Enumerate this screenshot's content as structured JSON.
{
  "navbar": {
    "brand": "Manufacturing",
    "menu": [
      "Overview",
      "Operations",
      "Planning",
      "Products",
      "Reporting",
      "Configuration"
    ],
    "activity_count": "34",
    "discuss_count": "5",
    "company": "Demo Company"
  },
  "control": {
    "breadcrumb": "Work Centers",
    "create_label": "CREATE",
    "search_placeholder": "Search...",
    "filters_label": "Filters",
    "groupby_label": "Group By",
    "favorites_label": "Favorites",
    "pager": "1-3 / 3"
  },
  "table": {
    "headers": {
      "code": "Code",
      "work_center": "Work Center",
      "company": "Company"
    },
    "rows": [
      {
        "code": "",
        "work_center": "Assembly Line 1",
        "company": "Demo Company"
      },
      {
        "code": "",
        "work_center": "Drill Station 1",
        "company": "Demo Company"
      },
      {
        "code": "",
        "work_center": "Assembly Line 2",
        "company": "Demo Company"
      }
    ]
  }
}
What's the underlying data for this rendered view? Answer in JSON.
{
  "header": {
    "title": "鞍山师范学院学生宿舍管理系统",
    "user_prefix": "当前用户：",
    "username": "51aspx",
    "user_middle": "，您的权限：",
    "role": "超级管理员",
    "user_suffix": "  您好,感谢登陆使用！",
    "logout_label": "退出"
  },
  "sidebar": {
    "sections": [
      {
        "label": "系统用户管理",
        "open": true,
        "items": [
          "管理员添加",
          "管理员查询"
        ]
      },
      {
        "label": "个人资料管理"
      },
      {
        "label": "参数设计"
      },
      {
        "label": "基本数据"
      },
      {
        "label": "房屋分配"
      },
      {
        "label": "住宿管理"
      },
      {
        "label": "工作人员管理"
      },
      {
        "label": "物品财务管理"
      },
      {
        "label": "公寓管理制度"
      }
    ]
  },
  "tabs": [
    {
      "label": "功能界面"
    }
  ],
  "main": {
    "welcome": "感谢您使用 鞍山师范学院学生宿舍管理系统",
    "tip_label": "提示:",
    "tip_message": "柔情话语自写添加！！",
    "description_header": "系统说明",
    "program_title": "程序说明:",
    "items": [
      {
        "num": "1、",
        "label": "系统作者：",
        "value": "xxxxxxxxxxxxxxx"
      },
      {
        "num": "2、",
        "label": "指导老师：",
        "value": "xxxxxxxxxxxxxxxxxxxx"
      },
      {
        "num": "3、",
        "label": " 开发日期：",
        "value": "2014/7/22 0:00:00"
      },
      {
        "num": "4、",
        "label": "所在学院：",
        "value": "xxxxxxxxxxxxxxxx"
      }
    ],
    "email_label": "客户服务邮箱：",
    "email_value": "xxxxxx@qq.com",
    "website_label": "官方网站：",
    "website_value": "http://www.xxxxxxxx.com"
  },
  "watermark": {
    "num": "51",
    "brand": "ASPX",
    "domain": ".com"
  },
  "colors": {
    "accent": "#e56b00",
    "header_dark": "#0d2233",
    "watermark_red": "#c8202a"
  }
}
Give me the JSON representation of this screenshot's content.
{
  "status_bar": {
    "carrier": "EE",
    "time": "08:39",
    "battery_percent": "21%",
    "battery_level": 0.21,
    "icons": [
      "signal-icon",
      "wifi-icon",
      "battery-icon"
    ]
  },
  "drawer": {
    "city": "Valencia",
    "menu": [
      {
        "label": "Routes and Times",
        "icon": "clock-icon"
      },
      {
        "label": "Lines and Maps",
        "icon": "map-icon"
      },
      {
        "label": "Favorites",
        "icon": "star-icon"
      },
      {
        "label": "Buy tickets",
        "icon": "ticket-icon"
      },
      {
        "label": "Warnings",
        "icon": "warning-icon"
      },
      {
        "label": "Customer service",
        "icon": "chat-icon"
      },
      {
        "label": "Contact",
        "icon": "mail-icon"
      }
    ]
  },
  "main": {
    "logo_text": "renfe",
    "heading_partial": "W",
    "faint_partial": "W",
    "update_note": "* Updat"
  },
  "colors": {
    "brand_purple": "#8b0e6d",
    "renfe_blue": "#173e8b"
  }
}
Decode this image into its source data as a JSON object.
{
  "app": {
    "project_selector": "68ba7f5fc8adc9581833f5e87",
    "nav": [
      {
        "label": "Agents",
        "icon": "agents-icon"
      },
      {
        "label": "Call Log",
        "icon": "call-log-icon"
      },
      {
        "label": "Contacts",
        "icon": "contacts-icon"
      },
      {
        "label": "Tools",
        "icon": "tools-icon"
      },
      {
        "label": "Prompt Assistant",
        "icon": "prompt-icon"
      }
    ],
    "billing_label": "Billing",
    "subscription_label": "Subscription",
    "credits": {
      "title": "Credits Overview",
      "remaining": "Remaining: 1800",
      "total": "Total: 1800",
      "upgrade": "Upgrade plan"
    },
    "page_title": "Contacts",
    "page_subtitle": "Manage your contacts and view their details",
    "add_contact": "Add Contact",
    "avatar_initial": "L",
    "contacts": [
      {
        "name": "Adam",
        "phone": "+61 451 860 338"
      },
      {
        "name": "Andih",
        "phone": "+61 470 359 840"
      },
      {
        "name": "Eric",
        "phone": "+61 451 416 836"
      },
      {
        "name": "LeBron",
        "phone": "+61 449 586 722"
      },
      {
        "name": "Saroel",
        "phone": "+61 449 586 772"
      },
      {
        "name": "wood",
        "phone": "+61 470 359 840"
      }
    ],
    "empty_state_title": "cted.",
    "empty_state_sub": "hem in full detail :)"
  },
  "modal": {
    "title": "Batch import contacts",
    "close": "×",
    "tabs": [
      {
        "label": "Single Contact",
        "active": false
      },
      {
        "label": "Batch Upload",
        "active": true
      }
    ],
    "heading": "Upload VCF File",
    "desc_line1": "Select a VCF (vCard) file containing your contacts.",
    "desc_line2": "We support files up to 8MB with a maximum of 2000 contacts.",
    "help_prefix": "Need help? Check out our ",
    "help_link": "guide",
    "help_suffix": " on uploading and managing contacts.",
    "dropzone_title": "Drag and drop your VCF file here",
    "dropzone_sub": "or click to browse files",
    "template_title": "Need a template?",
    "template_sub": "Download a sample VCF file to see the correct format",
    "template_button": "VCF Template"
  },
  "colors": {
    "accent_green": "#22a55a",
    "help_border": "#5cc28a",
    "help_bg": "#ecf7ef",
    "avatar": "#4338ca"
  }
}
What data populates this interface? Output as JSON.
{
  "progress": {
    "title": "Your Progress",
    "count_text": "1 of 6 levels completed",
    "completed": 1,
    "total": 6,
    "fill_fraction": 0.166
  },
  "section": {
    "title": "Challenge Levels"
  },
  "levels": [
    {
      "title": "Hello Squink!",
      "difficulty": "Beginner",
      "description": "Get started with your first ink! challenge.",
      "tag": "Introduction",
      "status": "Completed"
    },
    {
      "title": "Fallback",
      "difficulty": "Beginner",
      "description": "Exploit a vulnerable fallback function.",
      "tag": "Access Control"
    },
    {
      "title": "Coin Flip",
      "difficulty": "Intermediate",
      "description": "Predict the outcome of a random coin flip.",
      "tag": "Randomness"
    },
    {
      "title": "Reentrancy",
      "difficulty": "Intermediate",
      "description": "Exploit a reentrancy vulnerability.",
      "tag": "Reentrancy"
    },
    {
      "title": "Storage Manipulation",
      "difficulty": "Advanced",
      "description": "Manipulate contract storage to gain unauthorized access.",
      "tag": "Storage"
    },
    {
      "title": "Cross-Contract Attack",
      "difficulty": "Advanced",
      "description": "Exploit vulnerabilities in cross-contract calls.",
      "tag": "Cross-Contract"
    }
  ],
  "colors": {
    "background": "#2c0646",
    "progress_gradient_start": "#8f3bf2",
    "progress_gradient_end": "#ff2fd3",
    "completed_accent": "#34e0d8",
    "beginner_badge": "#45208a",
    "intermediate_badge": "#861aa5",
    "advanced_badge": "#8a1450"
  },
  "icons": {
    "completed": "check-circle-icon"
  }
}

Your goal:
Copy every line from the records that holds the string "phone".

Task result:
        "phone": "+61 451 860 338"
        "phone": "+61 470 359 840"
        "phone": "+61 451 416 836"
        "phone": "+61 449 586 722"
        "phone": "+61 449 586 772"
        "phone": "+61 470 359 840"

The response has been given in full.